Ipsos | Generations | conversationJust how are things now, compared to what went before? We asked people to tell us whether they feel they will have had a better or worse life than their parents’ generation.

The results serve as a reminder that it is critical to ground our analysis in the context of where and when people were born.

In the US, we have a clear pattern. More than six in 10 US Baby Boomers acknowledge that they had a better life than their parents, while less than half (47%) of Millennials feel the same.

In France, the sentiment among Millennials is actively gloomy, with a majority believing they’ve had a worse life than their parents’ generation.

But this story is not replicated in all countries. When we look at Turkey, we find Baby Boomers to be the ones most inclined to say they had a worse life than their parents’ generation, while Generation X are significantly more satisfied, perhaps as a result of having benefited from the economic take-off of the 2000s.

The pattern in China is different again – with all groups saying their generation’s experience is better than the one that came before them. But it’s worth noticing that, again, Generation X are the ones who are particularly positive.

A new deal for older people? Assessing the mood

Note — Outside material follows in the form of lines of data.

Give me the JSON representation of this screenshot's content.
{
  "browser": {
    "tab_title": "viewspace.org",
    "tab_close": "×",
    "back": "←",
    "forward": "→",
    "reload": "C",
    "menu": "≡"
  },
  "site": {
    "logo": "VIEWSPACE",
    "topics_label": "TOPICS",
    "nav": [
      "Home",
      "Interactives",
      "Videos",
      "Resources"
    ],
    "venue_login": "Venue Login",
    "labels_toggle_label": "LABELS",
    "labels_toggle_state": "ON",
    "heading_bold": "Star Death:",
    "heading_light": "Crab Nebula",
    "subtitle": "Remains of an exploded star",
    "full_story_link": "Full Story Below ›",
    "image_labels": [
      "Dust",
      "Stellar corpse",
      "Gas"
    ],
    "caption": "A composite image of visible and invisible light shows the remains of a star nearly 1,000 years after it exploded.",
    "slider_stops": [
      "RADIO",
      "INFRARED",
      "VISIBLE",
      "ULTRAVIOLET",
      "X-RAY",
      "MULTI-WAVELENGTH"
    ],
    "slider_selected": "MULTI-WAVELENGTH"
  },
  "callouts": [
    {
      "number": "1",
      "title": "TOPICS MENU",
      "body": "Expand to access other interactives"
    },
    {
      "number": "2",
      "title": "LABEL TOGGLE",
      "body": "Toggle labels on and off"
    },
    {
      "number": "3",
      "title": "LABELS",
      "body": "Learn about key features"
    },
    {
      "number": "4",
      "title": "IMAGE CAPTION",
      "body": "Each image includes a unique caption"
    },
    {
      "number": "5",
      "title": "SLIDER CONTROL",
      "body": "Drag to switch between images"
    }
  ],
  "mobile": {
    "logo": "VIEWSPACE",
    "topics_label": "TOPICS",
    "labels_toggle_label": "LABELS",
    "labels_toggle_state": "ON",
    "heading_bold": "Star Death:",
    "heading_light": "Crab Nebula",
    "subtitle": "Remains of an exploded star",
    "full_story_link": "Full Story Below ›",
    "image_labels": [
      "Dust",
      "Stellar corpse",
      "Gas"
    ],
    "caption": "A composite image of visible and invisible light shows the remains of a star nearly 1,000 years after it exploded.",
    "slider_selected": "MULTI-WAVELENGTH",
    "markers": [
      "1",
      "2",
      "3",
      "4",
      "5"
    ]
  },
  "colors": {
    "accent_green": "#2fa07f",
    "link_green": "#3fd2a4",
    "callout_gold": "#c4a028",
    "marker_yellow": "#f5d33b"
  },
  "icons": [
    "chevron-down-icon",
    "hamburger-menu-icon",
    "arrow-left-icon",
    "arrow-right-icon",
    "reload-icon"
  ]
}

Ipsos | Generations | conversationWith the average age of populations on the rise in practically all countries, what do people around the world make of how people of different ages are treated these days?

Here we find a real sense we live in societies that tend to value people under 50 rather more than they do older people.

Particularly stark is people’s assessments of what’s happening at work. A majority in North America, Europe, and Latin America (although not Asia or Africa) point to a bias among employers, who tend to value people under 50 more than older people.

Ipsos | Generations | conversationWhen we look at brands, we get a clear but nuanced picture. In almost all countries, there is a sense that younger people are valued more than older folk. In some countries we see clear majorities holding this view, but in other places the pattern is a little more textured. China, India, and Germany are three countries where there are a range of opinions on how people treat brands. Read the full 33-country report for more on the details for your country.

Table of content

  1. We need to talk about generations: Understanding generations - Foreword by Ben Page
  2. Introduction: Generation myths and demographic realities
  3. Context: Why generational analysis matters
  4. Peak population: Preparing for the fall
  5. A topic of conversation: How do people talk about generations?
  6. Generation questions: Issues to think about
  7. How to tell a myth from a reality in UK generations
  8. Western generational concepts don't apply in South Africa
  9. Why where you live matters in understanding generations in India
  10. Super-ageing in post-pandemic South Korea
  11. Population bust: How Italy is finally facing its grey rhino
  12. Mexico: from a teenage country to an adult one in a century

Previous Next
The author(s)
  • Simon Atkinson Ipsos Knowledge Centre